Canada’s boreal, the world’s largest intact forest and on-land carbon storehouse, contains more unfrozen freshwater than any other ecosystem, says a new report from Pew Environment Group.
A Forest of Blue: Canada’s Boreal Forest, the World’s Waterkeeper compiles decades of research and finds that the boreal forests
- Contain 25 per cent of the planet’s wetlands, millions of pristine lakes, and thousands of free-flowing rivers, totaling more than 197 million acres of surface freshwater;
- Provide an estimated $700 billion value annually as a buffer against climate change and food and water shortages;
- Offer the last refuges for many of the world’s sea-run migratory fish, including half of the remaining populations of North American Atlantic salmon.
- Maintain freshwater flows critical to forming Arctic sea ice, which cools the atmosphere and supports marine life, from sea algae to polar bears; and,
- Store more than 400 trillion pounds of carbon in lakes and river delta sediment, peatlands and wetlands—more than any other terrestrial source in the world.
“The world needs to move quickly to preserve precious water resources,” said University of Alberta’s David Schindler, a member of the International Boreal Conservation Science Panel (IBCSP), which reviewed the report. “Enacting sound conservation policy to protect Canada’s free-flowing waters and wetlands in the boreal is not just a local issue; it is one of global importance.”
The report highlights industrial activities and global demand for resources as major impacts on boreal forests. It concludes that governments should protect entire river, lake and wetland ecosystems by preserving intact 50 per cent of Canada’s boreal forest requiring sustainable practices for industrial activities taking place in the remaining areas.

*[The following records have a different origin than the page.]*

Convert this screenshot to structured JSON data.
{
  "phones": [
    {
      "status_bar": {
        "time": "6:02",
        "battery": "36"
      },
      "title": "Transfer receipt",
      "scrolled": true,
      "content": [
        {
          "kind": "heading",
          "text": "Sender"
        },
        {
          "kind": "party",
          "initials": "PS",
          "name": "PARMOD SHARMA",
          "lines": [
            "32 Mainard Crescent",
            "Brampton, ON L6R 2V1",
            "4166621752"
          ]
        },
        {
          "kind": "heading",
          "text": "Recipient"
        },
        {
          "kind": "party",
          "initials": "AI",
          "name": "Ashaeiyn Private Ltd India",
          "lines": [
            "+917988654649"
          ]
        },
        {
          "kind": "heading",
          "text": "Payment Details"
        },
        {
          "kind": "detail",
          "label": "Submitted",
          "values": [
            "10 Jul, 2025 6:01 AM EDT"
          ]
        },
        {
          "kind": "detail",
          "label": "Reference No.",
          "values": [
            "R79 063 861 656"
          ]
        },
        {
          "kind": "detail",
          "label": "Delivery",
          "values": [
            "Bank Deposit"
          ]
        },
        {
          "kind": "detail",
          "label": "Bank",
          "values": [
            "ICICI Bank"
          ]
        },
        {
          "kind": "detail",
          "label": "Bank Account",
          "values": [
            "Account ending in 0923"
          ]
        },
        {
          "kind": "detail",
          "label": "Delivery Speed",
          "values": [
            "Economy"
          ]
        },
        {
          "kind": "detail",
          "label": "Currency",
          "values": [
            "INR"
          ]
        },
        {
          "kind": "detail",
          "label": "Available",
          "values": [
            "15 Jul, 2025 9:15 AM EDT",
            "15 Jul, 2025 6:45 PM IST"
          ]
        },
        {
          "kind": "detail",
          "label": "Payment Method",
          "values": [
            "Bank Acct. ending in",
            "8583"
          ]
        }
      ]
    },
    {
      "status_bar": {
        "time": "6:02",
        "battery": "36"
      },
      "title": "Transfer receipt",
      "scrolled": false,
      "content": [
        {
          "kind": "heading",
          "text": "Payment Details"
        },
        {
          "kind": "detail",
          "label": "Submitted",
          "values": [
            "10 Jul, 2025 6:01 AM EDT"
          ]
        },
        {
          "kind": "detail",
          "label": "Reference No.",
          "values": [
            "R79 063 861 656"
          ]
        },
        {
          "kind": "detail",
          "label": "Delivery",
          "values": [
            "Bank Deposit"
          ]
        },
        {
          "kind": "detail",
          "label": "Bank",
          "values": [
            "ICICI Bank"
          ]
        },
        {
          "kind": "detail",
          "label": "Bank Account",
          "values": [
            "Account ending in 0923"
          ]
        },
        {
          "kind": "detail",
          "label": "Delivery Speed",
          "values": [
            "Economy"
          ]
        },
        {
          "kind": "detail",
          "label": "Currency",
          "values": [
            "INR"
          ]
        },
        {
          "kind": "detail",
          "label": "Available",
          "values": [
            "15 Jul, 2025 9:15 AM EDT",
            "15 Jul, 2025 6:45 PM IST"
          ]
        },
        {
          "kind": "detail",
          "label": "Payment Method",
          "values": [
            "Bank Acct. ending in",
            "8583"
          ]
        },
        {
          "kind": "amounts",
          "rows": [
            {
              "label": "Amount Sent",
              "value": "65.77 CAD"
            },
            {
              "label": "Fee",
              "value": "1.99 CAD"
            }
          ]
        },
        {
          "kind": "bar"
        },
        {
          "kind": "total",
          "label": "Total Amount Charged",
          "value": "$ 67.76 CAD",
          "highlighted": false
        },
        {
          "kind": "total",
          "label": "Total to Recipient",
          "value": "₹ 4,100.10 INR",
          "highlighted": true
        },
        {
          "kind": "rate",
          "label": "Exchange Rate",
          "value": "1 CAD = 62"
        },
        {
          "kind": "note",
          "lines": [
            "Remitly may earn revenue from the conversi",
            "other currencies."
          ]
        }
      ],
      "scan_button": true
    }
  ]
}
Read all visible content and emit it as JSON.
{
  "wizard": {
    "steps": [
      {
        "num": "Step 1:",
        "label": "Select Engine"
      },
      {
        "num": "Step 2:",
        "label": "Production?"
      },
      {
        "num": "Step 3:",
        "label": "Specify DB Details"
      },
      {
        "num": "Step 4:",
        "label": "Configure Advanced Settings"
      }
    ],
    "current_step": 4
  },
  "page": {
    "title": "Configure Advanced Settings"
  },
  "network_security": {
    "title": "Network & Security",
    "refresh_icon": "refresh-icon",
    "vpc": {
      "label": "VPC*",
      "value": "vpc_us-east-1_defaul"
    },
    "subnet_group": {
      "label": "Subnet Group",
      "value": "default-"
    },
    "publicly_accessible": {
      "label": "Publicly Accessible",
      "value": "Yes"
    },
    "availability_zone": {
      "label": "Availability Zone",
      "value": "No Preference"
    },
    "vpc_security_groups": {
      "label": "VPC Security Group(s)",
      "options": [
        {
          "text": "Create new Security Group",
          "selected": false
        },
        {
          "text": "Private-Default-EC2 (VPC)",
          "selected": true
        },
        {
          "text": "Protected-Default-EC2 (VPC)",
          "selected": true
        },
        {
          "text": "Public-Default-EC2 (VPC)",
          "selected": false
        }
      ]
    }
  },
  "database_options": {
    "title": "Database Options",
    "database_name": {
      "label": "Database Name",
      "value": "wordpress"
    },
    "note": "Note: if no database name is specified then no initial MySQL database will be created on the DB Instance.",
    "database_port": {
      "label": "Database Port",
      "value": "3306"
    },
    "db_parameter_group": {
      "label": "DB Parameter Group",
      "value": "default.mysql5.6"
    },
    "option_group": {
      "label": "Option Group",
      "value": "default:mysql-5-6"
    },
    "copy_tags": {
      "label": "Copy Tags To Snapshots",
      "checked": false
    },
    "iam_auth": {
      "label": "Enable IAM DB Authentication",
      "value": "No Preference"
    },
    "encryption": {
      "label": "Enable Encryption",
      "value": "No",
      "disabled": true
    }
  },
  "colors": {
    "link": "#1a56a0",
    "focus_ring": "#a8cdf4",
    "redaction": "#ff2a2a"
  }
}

“In conservation, so much of the discussion is centered on scarcity and loss,” said Dr. Stuart Pimm, Doris Duke Chair of Conservation Ecology at Duke University and IBCSP member. “Canada has an extraordinary opportunity that does not exist anywhere else in the world to keep its aquatic ecosystems intact and to create a positive ripple effect on the land, animals, birds and people who depend on these resources.”